Nests of Gadwalls are often hard to find because they’re hidden in dense vegetation near water. They are made with grass and weeds and lined with feathers. There may be as many as fifteen eggs in a nest. The female incubates them for about twenty-seven days until they’re hatched.
Fun Fact: Gadwalls sometimes steal food from other dabbling ducks as they surface from diving.
7. Northern Pintail
Northern Pintails have been spotted in Arizona all year, but they are more common from September to mid-May and appear in 7% of winter checklists.
Northern Pintails are ducks known for their long pointy tails. Males have a beautiful brown head, with a contrasting white vertical stripe down their neck. Their bodies are white, and they have gray, white, and black patterns on their back. When in flight, their wings display a green patch.
Females are brown with intricate scaled patterns on their bodies. They also have a brown patch on their wings.
Length: 20 – 26 in (51 – 66 cm)
Weight: 36.33 oz (1030 g)
Wingspan: 29 – 35 in (74 – 89 cm)
Northern Pintails breed in Canada, Alaska, and the Midwest before migrating to southern and coastal US states.
You can find Northern Pintails living with other duck species in open wetlands, marshes, prairies, and even in agricultural fields. They forage on the edges of lakes and ponds but are known to dabble in open water with other ducks. During winter, they will migrate to coastal lagoons, sheltered estuaries, and brackish marshes.
Northern Pintails have a distinct advantage over ducks when dabbling for food. With their long necks, they can reach 12 inches deep into the water, much further than other ducks. They feed on seeds and roots of aquatic vegetation. They also eat seeds and grain from agricultural fields. During the breeding season, they eat more animals for protein, like aquatic insects and mollusks such as snails.
Northern Pintail calls:
Male Northern Pintail
Female Northern Pintail
Nests of Northern Pintails are usually found in shallow hollows on the ground, close to a water source. They are made with grasses and feathers and serve as home to at least twelve eggs.
The female incubates them for as many as twenty-five days and will lead the young to the water as soon as they’re hatched so they can feed on insects by themselves. They can fly in about fifty days but will not leave the nest until the female has completed molting.

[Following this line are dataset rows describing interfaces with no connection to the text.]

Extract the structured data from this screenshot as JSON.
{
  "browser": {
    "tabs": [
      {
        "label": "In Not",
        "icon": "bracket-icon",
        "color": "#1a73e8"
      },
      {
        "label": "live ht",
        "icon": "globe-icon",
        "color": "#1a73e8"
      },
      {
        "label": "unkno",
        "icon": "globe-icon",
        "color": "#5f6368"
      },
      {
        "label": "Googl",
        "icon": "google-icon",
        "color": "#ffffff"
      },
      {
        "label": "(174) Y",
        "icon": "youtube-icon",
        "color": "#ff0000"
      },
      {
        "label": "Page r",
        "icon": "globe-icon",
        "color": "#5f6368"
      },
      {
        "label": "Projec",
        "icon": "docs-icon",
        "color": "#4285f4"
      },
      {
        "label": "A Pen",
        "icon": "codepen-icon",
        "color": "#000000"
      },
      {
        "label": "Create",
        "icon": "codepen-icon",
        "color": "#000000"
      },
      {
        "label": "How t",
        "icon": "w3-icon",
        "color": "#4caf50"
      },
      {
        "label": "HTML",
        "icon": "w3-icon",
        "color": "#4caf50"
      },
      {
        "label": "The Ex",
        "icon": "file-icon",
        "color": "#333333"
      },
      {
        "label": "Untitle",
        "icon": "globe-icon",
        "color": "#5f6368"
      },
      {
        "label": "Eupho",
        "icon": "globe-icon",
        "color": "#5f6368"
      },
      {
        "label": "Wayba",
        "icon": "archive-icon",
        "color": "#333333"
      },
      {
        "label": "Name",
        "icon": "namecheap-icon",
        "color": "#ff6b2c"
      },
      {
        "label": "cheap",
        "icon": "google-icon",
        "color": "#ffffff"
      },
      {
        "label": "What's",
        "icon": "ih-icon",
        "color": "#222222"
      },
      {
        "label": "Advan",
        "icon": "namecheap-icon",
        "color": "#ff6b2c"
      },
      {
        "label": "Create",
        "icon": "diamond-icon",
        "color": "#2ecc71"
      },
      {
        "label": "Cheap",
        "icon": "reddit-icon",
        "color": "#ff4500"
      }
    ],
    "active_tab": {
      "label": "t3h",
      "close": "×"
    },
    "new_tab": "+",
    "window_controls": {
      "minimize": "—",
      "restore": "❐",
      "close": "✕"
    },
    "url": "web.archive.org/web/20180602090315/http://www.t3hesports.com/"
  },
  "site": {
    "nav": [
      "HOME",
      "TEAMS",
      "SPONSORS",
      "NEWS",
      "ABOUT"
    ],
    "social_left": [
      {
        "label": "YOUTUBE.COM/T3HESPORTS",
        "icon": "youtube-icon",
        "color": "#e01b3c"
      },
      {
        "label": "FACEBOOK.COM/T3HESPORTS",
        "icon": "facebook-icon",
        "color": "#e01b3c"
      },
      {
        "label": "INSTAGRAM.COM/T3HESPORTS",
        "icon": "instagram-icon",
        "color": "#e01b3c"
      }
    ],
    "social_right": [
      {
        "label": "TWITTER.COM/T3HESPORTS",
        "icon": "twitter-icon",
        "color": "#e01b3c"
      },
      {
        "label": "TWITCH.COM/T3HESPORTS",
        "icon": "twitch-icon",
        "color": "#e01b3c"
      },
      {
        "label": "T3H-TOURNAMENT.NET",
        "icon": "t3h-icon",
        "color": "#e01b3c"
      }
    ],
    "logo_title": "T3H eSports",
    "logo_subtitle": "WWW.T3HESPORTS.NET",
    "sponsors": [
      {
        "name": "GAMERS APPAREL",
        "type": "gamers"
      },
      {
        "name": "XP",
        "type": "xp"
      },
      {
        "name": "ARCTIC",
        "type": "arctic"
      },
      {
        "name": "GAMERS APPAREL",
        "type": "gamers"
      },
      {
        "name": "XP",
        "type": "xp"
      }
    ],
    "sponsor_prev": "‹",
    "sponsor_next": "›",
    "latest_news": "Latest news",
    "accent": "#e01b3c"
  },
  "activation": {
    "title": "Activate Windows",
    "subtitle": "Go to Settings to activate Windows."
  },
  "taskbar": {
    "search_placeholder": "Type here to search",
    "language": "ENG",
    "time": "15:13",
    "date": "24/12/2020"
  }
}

Fun Fact: Because Northern Pintails are agile and speedy birds, they are often hunted as a challenge in game shooting.